This week, Chinese president Xi Jinping and the Ministry of Education announced they’d be making it even harder for video games to get to the Chinese market — and the cause is the increase in Chinese children who need glasses.
The Ministry has since released a comprehensive plan to tackle childhood myopia. Most of the stuff it mentions is innocuously helpful, such as using PSAs and improving the education of optometrists. But in its call to action for the rest of the government, it slipped in a message to the State Press and Publication Administration to regulate the number of online games and control the number of new games available.
So what does that mean for Chinese gamers? Heck if we know. The Ministry’s press release is rather vague, failing to specify what exactly game publishers will have to do to get their game approved now, if anything. But if we take them at their word, it could mean even more problems for video game approval in the country, such as those that caused by a government restructure earlier this month.
There is something in the idea that games are bad for our eyes: The American Optometric Association (AOA) calls eye strain caused by devices “Computer Vision Syndrome,” and it can exacerbate existing eye problems even in adults. Studies suggest that, in children, seven or more hours of screen time per week can triple their risk of nearsightedness.
Still, I’m not sure restricting the number of potential games is the correct answer — all it takes in one particularly addictive game to grab a child’s attention. Besides, the AOA says another potential cause of myopia is lots of reading, and in some cases genes are the culprit. Also, any screen can cause eye strain, depending on the lighting conditions and the posture of the one looking at it.
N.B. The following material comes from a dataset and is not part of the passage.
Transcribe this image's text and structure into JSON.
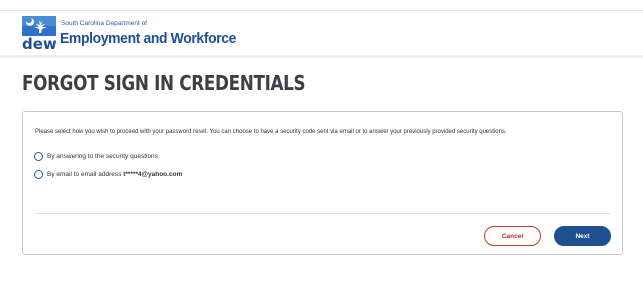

Thus far, the company taking the biggest hit is Chinese juggernaut, Tencent. As you might expect, its shares took a nosedive after this announcement, and it’s not as though the company’s gaming business was having the best year before that point. According to the New York Times, Konami, Bandai Namco, and Capcom also took a hit.